How many children are abused and neglected in the United States?
Each week, child protective services (CPS) agencies throughout the United States receive more than 50,000 reports of suspected child abuse or neglect. In Federal fiscal year 2003, an estimated 2.9 million reports concerning the welfare of approximately 5.5 million children were made.
In approximately two-thirds (68 percent) of these cases, the information provided in the report was sufficient to prompt an assessment or investigation. As a result of these investigations, approximately 906,000 children were found to have been victims of abuse or neglect.
More than 60 percent of victims were neglected, meaning a caretaker failed to provide for the child's basic needs. Fewer victims experienced physical abuse (nearly 20 percent) or sexual abuse (10 percent), though these cases are typically more likely to be publicized. The smallest number (5 percent) were found to be victims of emotional abuse, which includes criticizing, rejecting, or refusing to nurture a child.
An average of four children die every day as a result of child abuse or neglect (an estimated 1,500 children in 2003).
Who is more likely to be abused or neglected?
No group of children is immune. In 2003, girls were slightly more likely to be victims (52 percent) than boys (48 percent).
Children of all races and ethnicities experience child abuse. However, Pacific Islander, American Indian or Alaska Native, and African-American children had the highest rates of victimization when compared to their national population. While the rate of White victims of child abuse or neglect was 11 per 1,000 children of the same race, the rate for Pacific Islanders was 21 per 1,000 children, the rate for American Indian or Alaska Natives was 21 per 1,000 children, and the rate for African-Americans was 20 per 1,000 children.
Children of all ages experience abuse and neglect, but the youngest children are most vulnerable and are most likely to die from maltreatment. Children younger than 1 year old accounted for 44 percent of all abuse-related deaths reported in 2003; more than threequarters (79 percent) of those killed were younger than 4.
Who reports child abuse and neglect?
In 2003, more than one-half (57 percent) of all reports made to CPS agencies came from professionals who came in contact with the child. Teachers (16 percent of all reports); legal, law enforcement, and criminal justice personnel (16 percent); social services workers (12 percent); and medical personnel (8 percent) were the most frequent sources of reports in 2003. Many people in these professions are required by law to report suspected abuse or neglect.

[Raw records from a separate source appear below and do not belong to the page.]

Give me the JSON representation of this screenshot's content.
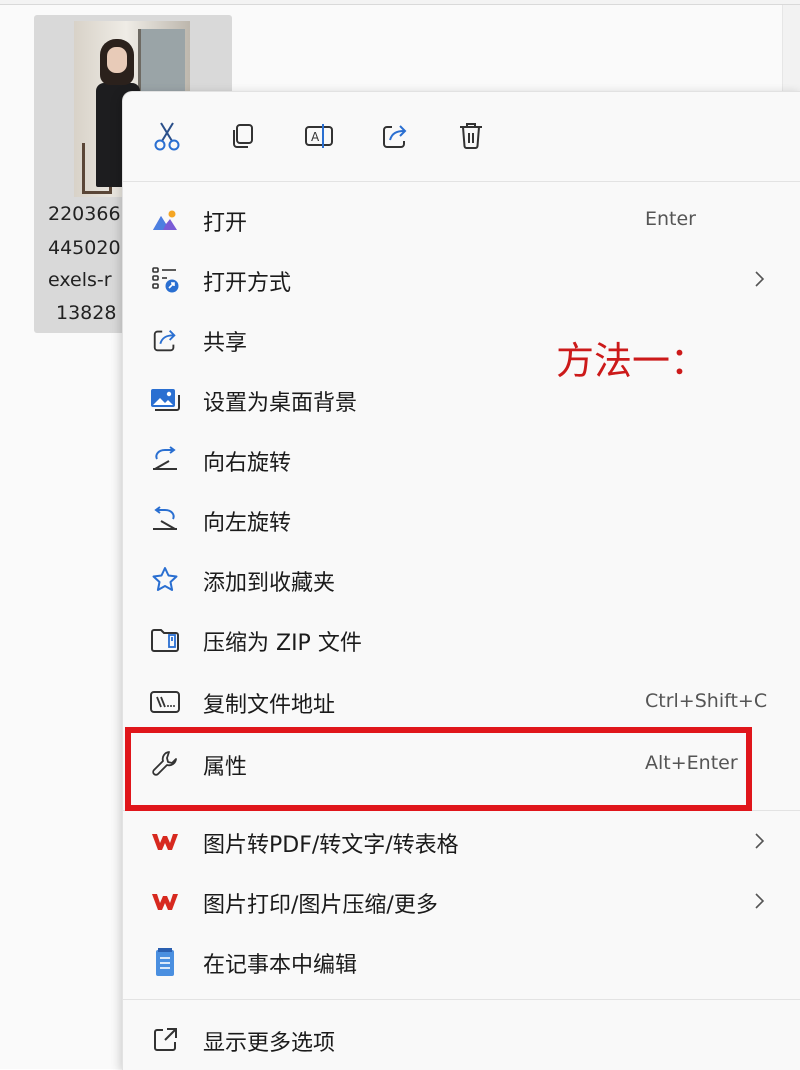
{
  "file": {
    "name_lines": [
      "220366",
      "445020",
      "exels-r",
      "13828"
    ]
  },
  "toolbar": {
    "cut": "cut-icon",
    "copy": "copy-icon",
    "rename": "rename-icon",
    "share": "share-icon",
    "delete": "delete-icon"
  },
  "menu": {
    "open": {
      "label": "打开",
      "shortcut": "Enter"
    },
    "open_with": {
      "label": "打开方式"
    },
    "share": {
      "label": "共享"
    },
    "set_wallpaper": {
      "label": "设置为桌面背景"
    },
    "rotate_right": {
      "label": "向右旋转"
    },
    "rotate_left": {
      "label": "向左旋转"
    },
    "add_favorites": {
      "label": "添加到收藏夹"
    },
    "compress_zip": {
      "label": "压缩为 ZIP 文件"
    },
    "copy_path": {
      "label": "复制文件地址",
      "shortcut": "Ctrl+Shift+C"
    },
    "properties": {
      "label": "属性",
      "shortcut": "Alt+Enter"
    },
    "wps_pdf": {
      "label": "图片转PDF/转文字/转表格"
    },
    "wps_print": {
      "label": "图片打印/图片压缩/更多"
    },
    "notepad_edit": {
      "label": "在记事本中编辑"
    },
    "more_options": {
      "label": "显示更多选项"
    }
  },
  "annotation": {
    "text": "方法一："
  },
  "colors": {
    "highlight": "#e0161b",
    "annotation": "#cc1a1a",
    "accent": "#0067c0",
    "wps": "#d7291f"
  }
}
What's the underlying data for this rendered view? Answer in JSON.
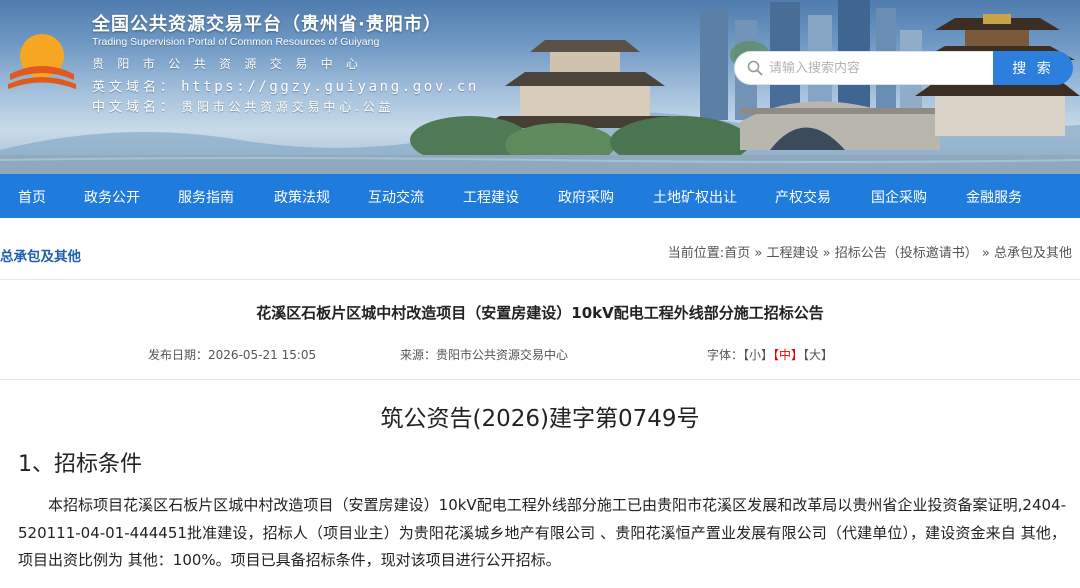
{
  "header": {
    "site_title": "全国公共资源交易平台（贵州省·贵阳市）",
    "site_subtitle": "Trading Supervision Portal of Common Resources of Guiyang",
    "org_name": "贵阳市公共资源交易中心",
    "en_domain_label": "英文域名：",
    "en_domain_value": "https://ggzy.guiyang.gov.cn",
    "cn_domain_label": "中文域名：",
    "cn_domain_value": "贵阳市公共资源交易中心.公益",
    "search_placeholder": "请输入搜索内容",
    "search_button": "搜 索"
  },
  "nav": {
    "items": [
      "首页",
      "政务公开",
      "服务指南",
      "政策法规",
      "互动交流",
      "工程建设",
      "政府采购",
      "土地矿权出让",
      "产权交易",
      "国企采购",
      "金融服务"
    ]
  },
  "section": {
    "title": "总承包及其他"
  },
  "breadcrumb": {
    "prefix": "当前位置:",
    "items": [
      "首页",
      "工程建设",
      "招标公告（投标邀请书）",
      "总承包及其他"
    ],
    "separator": "»"
  },
  "article": {
    "title": "花溪区石板片区城中村改造项目（安置房建设）10kV配电工程外线部分施工招标公告",
    "publish_label": "发布日期：",
    "publish_date": "2026-05-21 15:05",
    "source_label": "来源：",
    "source_value": "贵阳市公共资源交易中心",
    "font_label": "字体：",
    "font_small": "【小】",
    "font_medium": "【中】",
    "font_large": "【大】",
    "doc_number": "筑公资告(2026)建字第0749号",
    "section1_heading": "1、招标条件",
    "section1_body": "本招标项目花溪区石板片区城中村改造项目（安置房建设）10kV配电工程外线部分施工已由贵阳市花溪区发展和改革局以贵州省企业投资备案证明,2404-520111-04-01-444451批准建设，招标人（项目业主）为贵阳花溪城乡地产有限公司 、贵阳花溪恒产置业发展有限公司（代建单位），建设资金来自 其他， 项目出资比例为 其他：100%。项目已具备招标条件，现对该项目进行公开招标。"
  },
  "colors": {
    "nav_bg": "#1f7bdc",
    "search_button_bg": "#2c7fdc",
    "section_title": "#1e5fae",
    "active_font_size": "#ee0000"
  }
}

However, a significant proportion of reports (approximately 43 percent) came from nonprofessional sources, such as parents, other relatives, friends, and neighbors. Anonymous sources accounted for 9 percent of all reports in 2003. It is important for everyone to know the signs that may indicate maltreatment and how to report it. We all share a responsibility to help keep children safe as we take steps to prevent abuse from occurring in the first place. For more information about recognizing child abuse and neglect, see What Is Child Abuse and Neglect? Recognizing the Signs and Symptoms on Child Welfare Information Gateway website.
Source: U.S. Department of Health and Human Services, Administration for Children and Families, Children?s Bureau. (2005). Child Maltreatment 2003. Washington, DC: U.S. Government Printing Office. Available online at www.acf.hhs.gov/programs/cb/resource/child-maltreatment-2003 or by calling Child Welfare Information Gateway at 800.394.3366. Statistics in Child Maltreatment 2003 primarily refer to cases of harm to a child caused by parents or other caretakers; they generally do not include harm caused by other people, such as acquaintances or strangers.

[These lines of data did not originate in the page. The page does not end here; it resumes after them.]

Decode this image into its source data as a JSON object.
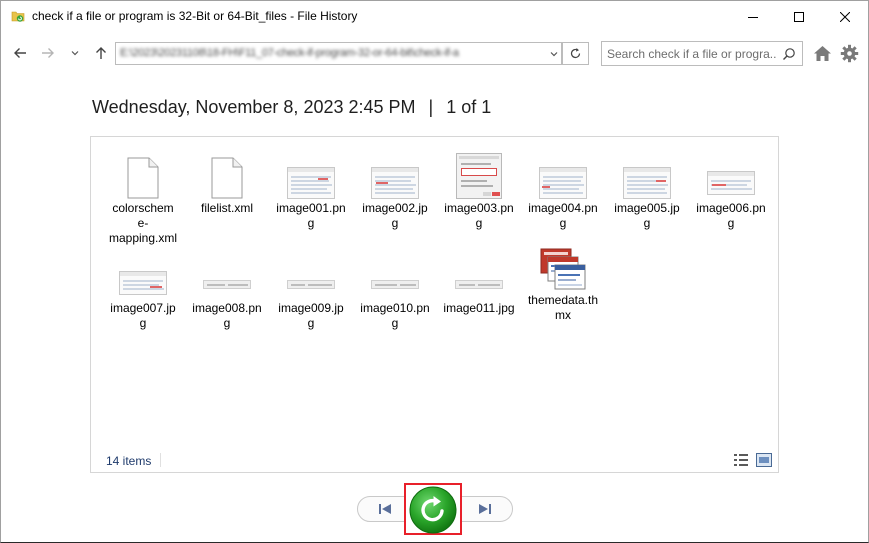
{
  "window": {
    "title": "check if a file or program is 32-Bit or 64-Bit_files - File History"
  },
  "nav": {
    "address": "E:\\2023\\20231108\\18-FH\\F11_07-check-if-program-32-or-64-bit\\check-if-a",
    "search_placeholder": "Search check if a file or progra..."
  },
  "header": {
    "datetime": "Wednesday, November 8, 2023 2:45 PM",
    "separator": "|",
    "page": "1 of 1"
  },
  "files": [
    {
      "name": "colorscheme­mapping.xml",
      "kind": "doc"
    },
    {
      "name": "filelist.xml",
      "kind": "doc"
    },
    {
      "name": "image001.png",
      "kind": "shot"
    },
    {
      "name": "image002.jpg",
      "kind": "shot"
    },
    {
      "name": "image003.png",
      "kind": "dialog"
    },
    {
      "name": "image004.png",
      "kind": "shot"
    },
    {
      "name": "image005.jpg",
      "kind": "shot"
    },
    {
      "name": "image006.png",
      "kind": "shot-small"
    },
    {
      "name": "image007.jpg",
      "kind": "shot-small"
    },
    {
      "name": "image008.png",
      "kind": "strip"
    },
    {
      "name": "image009.jpg",
      "kind": "strip"
    },
    {
      "name": "image010.png",
      "kind": "strip"
    },
    {
      "name": "image011.jpg",
      "kind": "strip"
    },
    {
      "name": "themedata.thmx",
      "kind": "theme"
    }
  ],
  "status": {
    "count": "14 items"
  },
  "colors": {
    "restore_green": "#2aa52a",
    "highlight_red": "#e8202a",
    "status_text": "#1e3a6b"
  }
}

The above is an excerpt from Safe Children and Healthy Families Are a Shared Responsibility:
2006 Community Resource Packet (PDF - 2997 KB)